CAMP FOSTER, Okinawa — One might expect Lauren Shaw these days to play softball while frequently checking for text messages and e-mails.
One message in particular, she says, would make her one of the happiest captains in the U.S. Army — an invitation to the All-Army women’s tryout camp next month at Fort Indiantown Gap, Pa.
"That would be the most incredible feeling ever," said Shaw, for four years an outfielder with the U.S. Military Academy team at West Point.
Until playing for Camp Casey’s Area I team in South Korea, it had been four years since Shaw touched a softball; she’d been deployed the last two summers and attended technical training in 2005.
Now a regular for the Warriors, Shaw has put in her résumé for the All-Army camp and a shot at playing in the All-Armed Forces tournament Sept. 14-19 at Naval Air Station Pensacola, Fla.
"Ever since I was in school, I’ve looked forward to playing All-Army ball," Shaw said. "It would be like it was back in college.

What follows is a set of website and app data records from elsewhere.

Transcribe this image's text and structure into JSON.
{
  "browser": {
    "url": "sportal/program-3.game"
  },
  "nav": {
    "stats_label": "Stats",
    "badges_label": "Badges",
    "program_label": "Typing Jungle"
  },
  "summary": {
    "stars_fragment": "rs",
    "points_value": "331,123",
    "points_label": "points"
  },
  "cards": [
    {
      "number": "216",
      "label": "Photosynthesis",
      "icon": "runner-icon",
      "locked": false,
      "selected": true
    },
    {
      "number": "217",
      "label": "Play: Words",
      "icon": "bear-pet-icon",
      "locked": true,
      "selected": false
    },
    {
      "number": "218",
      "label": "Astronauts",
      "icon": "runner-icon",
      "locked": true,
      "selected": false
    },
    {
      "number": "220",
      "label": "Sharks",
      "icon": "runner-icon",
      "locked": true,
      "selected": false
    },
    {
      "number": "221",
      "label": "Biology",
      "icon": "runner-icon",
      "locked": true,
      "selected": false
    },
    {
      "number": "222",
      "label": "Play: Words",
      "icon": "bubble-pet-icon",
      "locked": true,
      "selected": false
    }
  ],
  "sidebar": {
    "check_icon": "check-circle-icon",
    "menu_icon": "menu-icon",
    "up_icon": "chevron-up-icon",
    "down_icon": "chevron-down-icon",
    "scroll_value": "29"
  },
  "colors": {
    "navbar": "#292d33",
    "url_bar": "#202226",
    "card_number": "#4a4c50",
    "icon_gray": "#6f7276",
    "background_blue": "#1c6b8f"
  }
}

There’s no better feeling than that. I take a lot of pride in that. I can’t imagine being on the All-Army team would be any different."
Shaw is one of more than 30 players in this weekend’s 10th Firecracker Shootout Interservice Tournament who’ve applied for their respective services’ tryout camps. Most play for teams based in Korea.

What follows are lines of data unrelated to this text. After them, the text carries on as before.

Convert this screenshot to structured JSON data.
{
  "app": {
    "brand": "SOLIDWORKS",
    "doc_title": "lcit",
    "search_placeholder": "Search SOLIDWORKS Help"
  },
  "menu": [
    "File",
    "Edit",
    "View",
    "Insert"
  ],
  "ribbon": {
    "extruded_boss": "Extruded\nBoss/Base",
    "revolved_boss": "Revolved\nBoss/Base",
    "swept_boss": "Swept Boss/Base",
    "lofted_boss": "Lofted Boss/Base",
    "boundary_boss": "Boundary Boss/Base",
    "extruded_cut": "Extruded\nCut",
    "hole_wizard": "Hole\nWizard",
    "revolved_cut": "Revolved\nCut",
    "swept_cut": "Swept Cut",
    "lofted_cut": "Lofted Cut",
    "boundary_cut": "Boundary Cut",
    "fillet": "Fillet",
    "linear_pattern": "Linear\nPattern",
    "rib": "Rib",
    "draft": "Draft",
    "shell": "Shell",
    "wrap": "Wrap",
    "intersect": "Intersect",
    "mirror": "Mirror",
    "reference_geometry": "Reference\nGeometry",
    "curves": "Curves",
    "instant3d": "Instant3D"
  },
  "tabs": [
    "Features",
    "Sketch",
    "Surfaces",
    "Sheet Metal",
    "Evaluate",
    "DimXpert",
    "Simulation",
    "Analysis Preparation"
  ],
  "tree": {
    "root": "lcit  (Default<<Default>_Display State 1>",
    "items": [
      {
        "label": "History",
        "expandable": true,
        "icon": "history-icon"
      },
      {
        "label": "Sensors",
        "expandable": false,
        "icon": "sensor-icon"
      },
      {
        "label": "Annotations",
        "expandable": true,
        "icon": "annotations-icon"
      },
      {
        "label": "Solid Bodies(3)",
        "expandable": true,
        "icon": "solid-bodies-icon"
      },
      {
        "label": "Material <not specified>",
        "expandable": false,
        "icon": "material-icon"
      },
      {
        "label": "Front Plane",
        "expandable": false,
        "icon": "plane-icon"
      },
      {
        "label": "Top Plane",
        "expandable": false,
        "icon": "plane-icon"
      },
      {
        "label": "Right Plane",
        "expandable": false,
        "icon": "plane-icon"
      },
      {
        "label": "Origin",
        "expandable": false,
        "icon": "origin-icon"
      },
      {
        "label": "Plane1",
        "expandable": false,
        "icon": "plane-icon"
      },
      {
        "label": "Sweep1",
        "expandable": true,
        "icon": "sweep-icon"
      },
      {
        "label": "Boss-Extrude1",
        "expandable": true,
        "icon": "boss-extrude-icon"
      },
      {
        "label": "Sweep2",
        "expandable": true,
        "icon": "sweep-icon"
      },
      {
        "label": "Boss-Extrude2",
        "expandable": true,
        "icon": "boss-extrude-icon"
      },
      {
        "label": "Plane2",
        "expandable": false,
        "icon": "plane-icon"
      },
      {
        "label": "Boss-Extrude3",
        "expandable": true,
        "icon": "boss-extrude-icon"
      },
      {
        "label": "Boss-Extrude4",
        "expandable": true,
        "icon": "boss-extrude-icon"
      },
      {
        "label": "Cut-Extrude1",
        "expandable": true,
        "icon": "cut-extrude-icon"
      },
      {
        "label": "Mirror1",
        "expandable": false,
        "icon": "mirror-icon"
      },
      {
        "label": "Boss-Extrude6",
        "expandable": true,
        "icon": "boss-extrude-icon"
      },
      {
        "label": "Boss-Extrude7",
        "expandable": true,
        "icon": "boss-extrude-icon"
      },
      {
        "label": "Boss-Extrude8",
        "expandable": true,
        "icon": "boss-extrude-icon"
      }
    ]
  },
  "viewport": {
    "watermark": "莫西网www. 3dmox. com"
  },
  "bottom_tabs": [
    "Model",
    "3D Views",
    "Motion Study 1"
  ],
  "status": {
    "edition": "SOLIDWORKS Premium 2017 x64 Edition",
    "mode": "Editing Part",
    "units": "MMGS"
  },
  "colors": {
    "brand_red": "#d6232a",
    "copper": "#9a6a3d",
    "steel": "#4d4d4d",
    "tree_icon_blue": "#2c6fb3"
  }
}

Shaw and three others from Area I comprise the most first-time applicants from one team for the tryout camp. To get a berth on their respective All-Service teams, one must travel a tough road:
n Army, Navy and Air Force applicants send a résumé, which goes through their duty section to their fitness center, then to their major command and finally to be reviewed by their respective service branch and softball coach.
Shaw’s application is "still in process." Shaw is a captain assigned as an operations officer for Camp Casey’s provost marshal’s office. "The paperwork has been approved; being released is another question."
n Then comes camp, three weeks of three-a-day practices and games in stifling summer heat at locales as diverse as Fort Indiantown Gap to Tyndall Air Force Base, Fla. Anywhere from 30 to 40 players end up vying for spots on their teams.
"I wouldn’t want anybody but the best to go out there," said Kathleen Hedges, a staff sergeant assigned to Korea’s Camp Hovey. "If I’m not one, so be it. As long as we keep our focus and make a contribution, we can represent the Army well at Pensacola."
n Make the team and it’s on to the All-Armed Forces tournament, and beyond that the Amateur Softball Association national Class A tournaments in Oklahoma City.
What can make a first-timer’s road through tryout camp easier?
"Listen to the veterans," said former Air Force assistant coach Danny Acosta. He heads Osan’s women’s team in South Korea; it has five 2007 All-Air Force players and two potential camp newbies on the roster.
"They’ve been there. It’s a long, grueling camp. You have to learn to play team ball. That will get you to the gold."